Bittersweet by Miranda Beverly-Whittemore
This House is Haunted by John Boyne
She-Wolves: The Women Who Ruled England Before Elizabeth by Helen Castor
The Owl Killers by Karen Maitland
The Small Hand: A Ghost Story by Susan Hill
Medieval Women by Eileen Power
One Flew Over the Cuckoo’s Nest by Ken Kesey
The Women of Brewster Place by Gloria Naylor
20th Century Ghosts by Joe Hill
Dearie: The Remarkable Life of Julia Child by Bob Spitz
Somebody With a Little Hammer by Mary Gaitskill
The Song of the Dodo by David Quammen
Pobby and Dingan by Ben Rice
The Gilly Salt Sisters by Tiffany Baker
Deception by Denise Mina
The Talented Mr. Ripley by Patricia Highsmith
Delicate Edible Birds and Other Stories by Lauren Groff
Meddling Kids by Edgar Cantero
The Various Haunts of Men by Susan Hill

You can click on the TBR Challenge tag to see all of the updates for the challenge.  I’m at 753 to-read, somehow only two less than last time…

–Marie

 

 

TBR Challenge 2017 Update #7

I’m back from vacation!  It was incredibly restful and already feels as if it happened months ago.  I even managed to get most of the books I had on my list read!

From the TBR List:

The Talented Mr. Ripley by Patricia Highsmith.  I really hadn’t read this!  Tom is a totally amoral semi-con-man who is sent to Italy to bring back Dickie Greenleaf, at his father’s request.  Eventually, Tom decides he wants to be Dickie, and will do anything he needs to do to meet this goal.  The slow build is great, and there’s an undercurrent of unease to up the suspense.  A nice reminder to not get into boats with weirdos!  Trust your instincts!

Delicate Edible Birds and Other Stories by Lauren Groff.  I really enjoyed her novel The Monsters of Templeton, so I wanted to try her short stories.  Groff’s writing is lyrical and detailed.  Just about every story is about troubled love, in one way or another–between married couples, between lovers, between friends.  And each one has its own tone and style and feel.  I especially liked Lucky Chow Fun (set in Templeton, the setting for her first novel) and The Dictator’s Wife.

Meddling Kids by Edgar CanteroI skipped to the front end of the TBR list for this one.  Clever, scary, and hilarious–check back at Halloween for more!

The Various Haunts of Men by Susan Hill.  This mystery is going to get a post all to itself.  Stay tuned!

I think I’ve been thoughtlessly adding titles to my GoodReads to-read list for book club and such, because now I’ve got 755 books on the list.  I’ve completely lost track of how I’m doing, but that doesn’t matter!  I’m reading titles I’ve been meaning to get to, and that’s what counts.

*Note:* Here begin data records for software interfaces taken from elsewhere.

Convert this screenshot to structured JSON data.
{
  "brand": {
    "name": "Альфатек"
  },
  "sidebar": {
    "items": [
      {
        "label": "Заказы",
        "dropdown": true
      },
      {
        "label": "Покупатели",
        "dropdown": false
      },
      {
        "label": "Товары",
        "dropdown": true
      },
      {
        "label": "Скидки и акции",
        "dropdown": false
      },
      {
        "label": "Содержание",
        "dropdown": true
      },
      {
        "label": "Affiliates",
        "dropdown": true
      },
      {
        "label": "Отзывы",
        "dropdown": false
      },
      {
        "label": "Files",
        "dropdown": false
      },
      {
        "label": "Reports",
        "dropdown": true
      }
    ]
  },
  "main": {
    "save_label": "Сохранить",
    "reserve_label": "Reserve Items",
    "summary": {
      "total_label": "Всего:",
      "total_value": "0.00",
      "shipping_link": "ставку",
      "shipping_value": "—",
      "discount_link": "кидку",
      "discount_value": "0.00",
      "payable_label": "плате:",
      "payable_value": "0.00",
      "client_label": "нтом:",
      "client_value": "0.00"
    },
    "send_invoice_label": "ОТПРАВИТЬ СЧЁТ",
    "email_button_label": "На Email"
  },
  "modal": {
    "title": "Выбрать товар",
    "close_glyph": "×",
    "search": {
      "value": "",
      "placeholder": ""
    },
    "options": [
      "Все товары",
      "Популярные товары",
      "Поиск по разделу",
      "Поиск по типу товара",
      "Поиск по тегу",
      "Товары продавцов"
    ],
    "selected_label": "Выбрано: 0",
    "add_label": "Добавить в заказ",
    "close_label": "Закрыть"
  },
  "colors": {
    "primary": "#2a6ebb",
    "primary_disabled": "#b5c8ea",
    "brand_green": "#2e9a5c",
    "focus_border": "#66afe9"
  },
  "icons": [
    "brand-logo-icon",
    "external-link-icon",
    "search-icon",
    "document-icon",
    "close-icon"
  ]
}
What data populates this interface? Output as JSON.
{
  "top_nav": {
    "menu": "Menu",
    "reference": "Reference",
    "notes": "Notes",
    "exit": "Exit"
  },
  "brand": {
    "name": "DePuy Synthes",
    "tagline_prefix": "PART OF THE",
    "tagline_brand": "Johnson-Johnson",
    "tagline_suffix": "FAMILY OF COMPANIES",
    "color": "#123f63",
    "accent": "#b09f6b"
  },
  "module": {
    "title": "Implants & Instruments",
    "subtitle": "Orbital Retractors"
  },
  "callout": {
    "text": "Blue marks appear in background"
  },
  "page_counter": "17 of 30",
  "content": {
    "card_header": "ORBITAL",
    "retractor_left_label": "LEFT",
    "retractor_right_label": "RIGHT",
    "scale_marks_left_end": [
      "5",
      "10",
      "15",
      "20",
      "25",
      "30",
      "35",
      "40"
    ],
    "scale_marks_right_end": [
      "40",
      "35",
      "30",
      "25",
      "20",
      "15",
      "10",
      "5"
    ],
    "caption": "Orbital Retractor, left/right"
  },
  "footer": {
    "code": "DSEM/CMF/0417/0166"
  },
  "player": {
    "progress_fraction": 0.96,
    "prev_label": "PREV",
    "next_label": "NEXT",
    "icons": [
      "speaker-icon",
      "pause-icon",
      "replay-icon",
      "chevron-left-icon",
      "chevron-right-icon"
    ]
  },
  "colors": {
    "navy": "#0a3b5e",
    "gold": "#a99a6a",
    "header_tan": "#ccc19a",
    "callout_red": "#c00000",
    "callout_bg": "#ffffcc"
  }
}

–Marie

TBR Challenge 2017 Update #6

Just a short one today, for the official “It’s Fourth of July Week in Camden and I’m Exhausted” edition.  I’ve managed to read three novels from my TBR list since last I updated.  And here they are:

Pobby and Dingan by Ben Rice.  What an odd yet touching little book.  It’s about a family of opal miners in Australia.  The daughter of the family has two imaginary friends, and everyone is very indulgent about them.  One day the imaginary friends go missing, and the little girl becomes very ill.  Her brother decides that he’s going to find them for her, and is convinced that his sister will recover as soon as he does.  It’s the kind of story where you get the feeling that a lot is happening in the background.

The Gilly Salt Sisters by Tiffany Baker.  A solid story of a very small Massachusetts town and the different people who live there, with a focus on the Gilly sisters, whose family has always owned a salt marsh on the edge of town.  There’s just the merest hint of something magical, but mostly it’s a story about secrets and forgiveness.

Deception by Denise Mina. A compelling thriller!  The husband of a psychologist arrested for murder sets out to figure out what exactly happened.  It’s fast and has a great narrator, and I like the open-ended wrong-footed feeling the story inspires.

I’m not sure what I’m in the mood for next off the list.  Some classic spine-tinglers?  More tales of sad people in small towns?  Some weird-sounding stuff that I don’t know where I heard about it?

Or, is it possible I have not actually read Highsmith’s The Talented Mr. Ripley?  Goodreads says I haven’t.  Seems strange, but if it’s on the internet it must be true.  I’ll pick that one up next.

Happy Fourth, American readers!

–Marie